Something that seems to be bothering a lot of critics but I found refreshing was the use of several montages in the film. These covered Arthur growing up, Arthur making a journey through the fairy-world for knowledge, and of course a few battle preparation scenes. One could argue these are important scenes, but I think Ritchie realized these are parts of the story everyone has been subjected to ever since stories were first invented. They were parts we all knew what they were for, were all familiar with the images, and knew the ending even before that part of the story began. And given that they were parts that could easily make the movie get very draggy he decided the better call was just to montage them and move the film to the parts that don’t follow a strict formula. For me the most unforgivable part was that this film was still using shaky-cam action sequences. In a post-John Wick world this is simply not acceptable. And this is a real problem for Ritchie. It’s what made the last third of Man from U.N.C.L.E. the weakest part of the film, it’s what makes the majority of the second Sherlock movie unbearable, and it really has become the bane of too many movies. When no one was willing to do more than shaky cam for action scenes it’s forgivable, but we’re past that now. Every director needs to learn how to direct a real action sequence.I think Hollywood also just needs to realize that while Guy Ritchie is a great director, he’s more suited for smaller crime-dramas where the quick wit and deep thought matter, than these huge block-busters. For whatever reason there is Ritchie, even when he makes a great movie, doesn’t seem to get that magic formula that translates to huge box office numbers. M. Night Shyamalan has the same problem.
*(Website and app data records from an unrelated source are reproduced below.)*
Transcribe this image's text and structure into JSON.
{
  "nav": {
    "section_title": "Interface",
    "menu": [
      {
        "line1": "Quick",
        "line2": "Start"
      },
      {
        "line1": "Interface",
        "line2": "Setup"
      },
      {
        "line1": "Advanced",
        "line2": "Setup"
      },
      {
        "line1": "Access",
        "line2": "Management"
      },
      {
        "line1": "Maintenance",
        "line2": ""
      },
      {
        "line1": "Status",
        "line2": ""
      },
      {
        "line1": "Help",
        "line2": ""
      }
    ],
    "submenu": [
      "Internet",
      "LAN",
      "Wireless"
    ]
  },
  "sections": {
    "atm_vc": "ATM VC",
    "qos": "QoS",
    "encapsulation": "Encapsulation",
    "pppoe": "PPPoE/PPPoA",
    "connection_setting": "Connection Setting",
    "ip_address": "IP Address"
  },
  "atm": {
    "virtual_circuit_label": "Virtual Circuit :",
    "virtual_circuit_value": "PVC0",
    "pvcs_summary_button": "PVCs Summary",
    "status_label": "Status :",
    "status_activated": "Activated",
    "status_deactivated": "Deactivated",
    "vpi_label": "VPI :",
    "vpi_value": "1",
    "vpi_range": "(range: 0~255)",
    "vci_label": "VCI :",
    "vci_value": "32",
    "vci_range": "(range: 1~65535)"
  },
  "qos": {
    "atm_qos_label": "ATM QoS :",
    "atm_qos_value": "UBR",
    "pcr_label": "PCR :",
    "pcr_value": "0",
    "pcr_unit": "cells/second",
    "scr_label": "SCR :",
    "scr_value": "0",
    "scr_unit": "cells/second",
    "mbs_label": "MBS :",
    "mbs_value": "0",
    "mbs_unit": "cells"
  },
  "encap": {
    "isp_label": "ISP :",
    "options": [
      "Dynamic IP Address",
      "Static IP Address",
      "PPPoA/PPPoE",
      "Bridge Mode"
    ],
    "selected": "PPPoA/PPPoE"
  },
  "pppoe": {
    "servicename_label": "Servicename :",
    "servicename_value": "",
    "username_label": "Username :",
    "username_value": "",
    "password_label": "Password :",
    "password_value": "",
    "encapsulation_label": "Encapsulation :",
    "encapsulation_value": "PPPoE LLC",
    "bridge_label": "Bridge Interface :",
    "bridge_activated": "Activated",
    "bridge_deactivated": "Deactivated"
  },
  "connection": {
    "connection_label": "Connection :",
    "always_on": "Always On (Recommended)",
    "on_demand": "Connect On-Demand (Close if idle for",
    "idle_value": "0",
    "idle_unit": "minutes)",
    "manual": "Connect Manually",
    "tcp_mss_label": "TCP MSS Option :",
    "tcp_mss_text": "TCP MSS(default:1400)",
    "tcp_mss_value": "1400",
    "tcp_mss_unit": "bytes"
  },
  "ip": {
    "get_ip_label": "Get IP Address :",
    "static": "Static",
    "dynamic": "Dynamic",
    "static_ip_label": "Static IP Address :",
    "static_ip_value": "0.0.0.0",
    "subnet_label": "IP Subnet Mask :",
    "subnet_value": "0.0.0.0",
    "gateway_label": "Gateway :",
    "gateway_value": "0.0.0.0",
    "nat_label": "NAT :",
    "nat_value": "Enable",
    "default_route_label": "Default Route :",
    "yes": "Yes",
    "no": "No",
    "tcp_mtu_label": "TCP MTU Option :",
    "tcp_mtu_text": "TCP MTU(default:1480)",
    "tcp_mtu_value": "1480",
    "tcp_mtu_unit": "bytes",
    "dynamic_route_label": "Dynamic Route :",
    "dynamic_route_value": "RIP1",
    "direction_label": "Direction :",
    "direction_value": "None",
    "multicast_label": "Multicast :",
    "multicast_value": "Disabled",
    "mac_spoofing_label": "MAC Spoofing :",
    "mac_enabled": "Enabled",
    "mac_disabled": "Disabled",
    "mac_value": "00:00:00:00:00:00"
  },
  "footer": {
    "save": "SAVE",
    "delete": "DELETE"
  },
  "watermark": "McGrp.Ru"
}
Stick with the smaller pieces and you’ll do much better. Overall I would say you should go see this, but if witty repartee isn’t your thing you’re not going to enjoy this.